Nature | Editorial

Fantasy politics over fetal-tissue research

A US congressional investigation has distorted the truth about research that uses human fetal tissue — and sets a troubling precedent.

Article tools

A stunning and potentially influential science-fiction story was published last week. You might have read it. This dystopian tale reimagined the history of vaccine development, and then predicted a bizarre future disconnected from its past. The tale portrayed an altered vision of the scientific enterprise itself: one in which, by applying cognitive dissonance, the basic research that underlies a technological advance can be dismissed even as the advance itself is celebrated.

Like all the best science fiction, the story took the real world and gave it a twist. So, animal models became perfect surrogates for understanding the human body. The only valuable science was judged to be popular and heavily cited science. And researchers had to justify to politicians the value and necessity of their science before being allowed to pick up their pipettes and begin an experiment.

The authors of this fantasy were the Republicans who were part of a US congressional investigation into the use of tissue from aborted human fetuses for research — informally known as the Select Investigative Panel on Infant Lives (see Nature http://doi.org/bwzq; 2017). And the result would be funny if it weren’t so serious.

The stated intent of these elected officials was to investigate statements, made by dozens of universities and other organizations, that work with this controversial material is important to the development of new vaccines and therapies.

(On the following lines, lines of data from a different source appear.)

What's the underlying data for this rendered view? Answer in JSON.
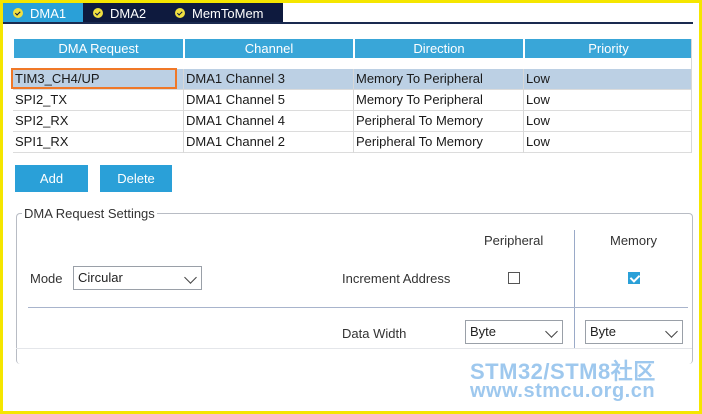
{
  "tabs": [
    {
      "label": "DMA1"
    },
    {
      "label": "DMA2"
    },
    {
      "label": "MemToMem"
    }
  ],
  "table": {
    "headers": [
      "DMA Request",
      "Channel",
      "Direction",
      "Priority"
    ],
    "rows": [
      [
        "TIM3_CH4/UP",
        "DMA1 Channel 3",
        "Memory To Peripheral",
        "Low"
      ],
      [
        "SPI2_TX",
        "DMA1 Channel 5",
        "Memory To Peripheral",
        "Low"
      ],
      [
        "SPI2_RX",
        "DMA1 Channel 4",
        "Peripheral To Memory",
        "Low"
      ],
      [
        "SPI1_RX",
        "DMA1 Channel 2",
        "Peripheral To Memory",
        "Low"
      ]
    ]
  },
  "buttons": {
    "add": "Add",
    "delete": "Delete"
  },
  "settings": {
    "title": "DMA Request Settings",
    "peripheral_header": "Peripheral",
    "memory_header": "Memory",
    "mode_label": "Mode",
    "mode_value": "Circular",
    "increment_label": "Increment Address",
    "peripheral_increment": false,
    "memory_increment": true,
    "data_width_label": "Data Width",
    "peripheral_width": "Byte",
    "memory_width": "Byte"
  },
  "watermark": {
    "line1": "STM32/STM8社区",
    "line2": "www.stmcu.org.cn"
  },
  "colors": {
    "accent": "#2aa0d8",
    "highlight": "#f07828",
    "frame": "#f5e600"
  }
}
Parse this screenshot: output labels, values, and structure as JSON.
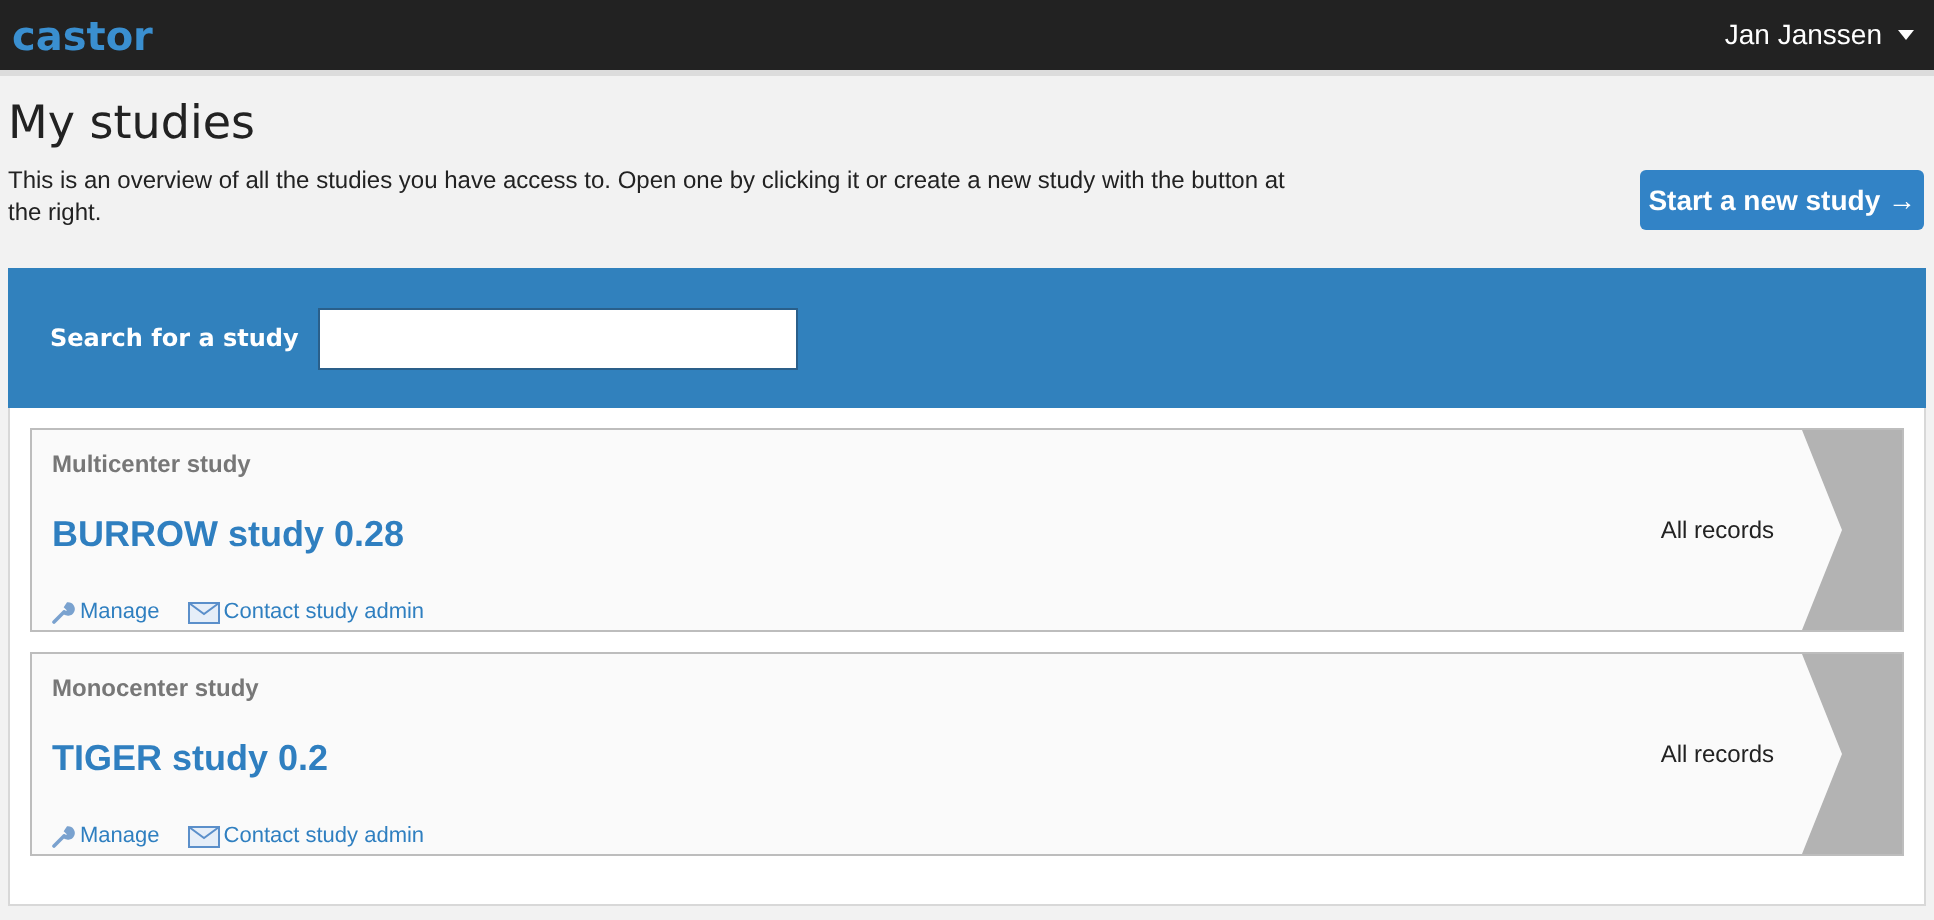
{
  "navbar": {
    "logo": "castor",
    "user": "Jan Janssen"
  },
  "page": {
    "title": "My studies",
    "intro": "This is an overview of all the studies you have access to. Open one by clicking it or create a new study with the button at the right.",
    "new_study_button": "Start a new study →"
  },
  "search": {
    "label": "Search for a study"
  },
  "studies": [
    {
      "type": "Multicenter study",
      "name": "BURROW study 0.28",
      "records": "All records",
      "links": [
        "Manage",
        "Contact study admin"
      ]
    },
    {
      "type": "Monocenter study",
      "name": "TIGER study 0.2",
      "records": "All records",
      "links": [
        "Manage",
        "Contact study admin"
      ]
    }
  ]
}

In doing so, the officials applied their own, distorted, vision of how science works, and then concluded that dozens of scientific societies and other institutions had made false claims in the name of self-interest. (Democrats on the investigation produced a separate report that did not reach the same conclusion.)

Of course, institutions and scientists are not immune to conflicts of interest and acts of self-preservation. But the Republicans’ investigative report shows a careless — or perhaps all too careful — disregard for facts and history. Such a report should be an aberration. There are concerns that it will not be.

The way in which the Republican report distorts science will be familiar to veterans of climate-change politics. But it should still alarm researchers to see how this misleading approach has spread, and it is especially worrying given the political changes ahead for the United States.

President-elect Donald Trump could embolden the anti-science lawmakers in Congress to ‘investigate’ other areas of controversial research. As such, it would not be totally paranoid to worry that the report released last week, the culmination of a year-long, nearly US$1.6-million investigation, is a taste of things to come.

The use of fetal tissue from abortions is a prime target for politics in the United States, where access to abortion is a perennial political issue. The investigation was launched after a series of undercover videos showed employees of women’s abortion clinics and companies that distribute fetal tissue for research discussing the procedures they use for collecting the tissue and the fees they charge for the service. It gave those opposed to abortion a new way of attacking those who provide such tissue.

In which other directions could this damaging and partisan interference spread? Biologists remember the struggle to access embryonic stem cells during former President George W. Bush’s term in office. Fears are mounting that this attack will be renewed.

The Republicans’ report on fetal-tissue research harked back to the old arguments about embryonic stem cells — the familiar, evidence-free mantra that convenient alternatives can easily replace a controversial source of mater­ial. (Despite the open hostility, there was never a congressional investigation into the use of embryonic stem cells.) The report also went a step further, rewriting the long history of the role of human fetal-tissue research in vaccine and therapy development, and even directly attacking one researcher for his vocal support of the research.

Such an attack has two goals: to discredit one man’s testimony before Congress, and to deter others from speaking up. It is important for the scientific community to rally round those who would speak up to defend research. Let us hope that this report is an isolated incident. Even so, researchers should prepare for more of the same.

Journal name:
Nature
Volume:
541,
Pages:
133
Date published:
()
DOI:
doi:10.1038/541133a

For the best commenting experience, please login or register as a user and agree to our Community Guidelines. You will be re-directed back to this page where you will see comments updating in real-time and have the ability to recommend comments to other users.

Comments

Commenting is currently unavailable.

sign up to Nature briefing

What matters in science — and why — free in your inbox every weekday.

Sign up

Listen

new-pod-red

Nature Podcast

Our award-winning show features highlights from the week's edition of Nature, interviews with the people behind the science, and in-depth commentary and analysis from journalists around the world.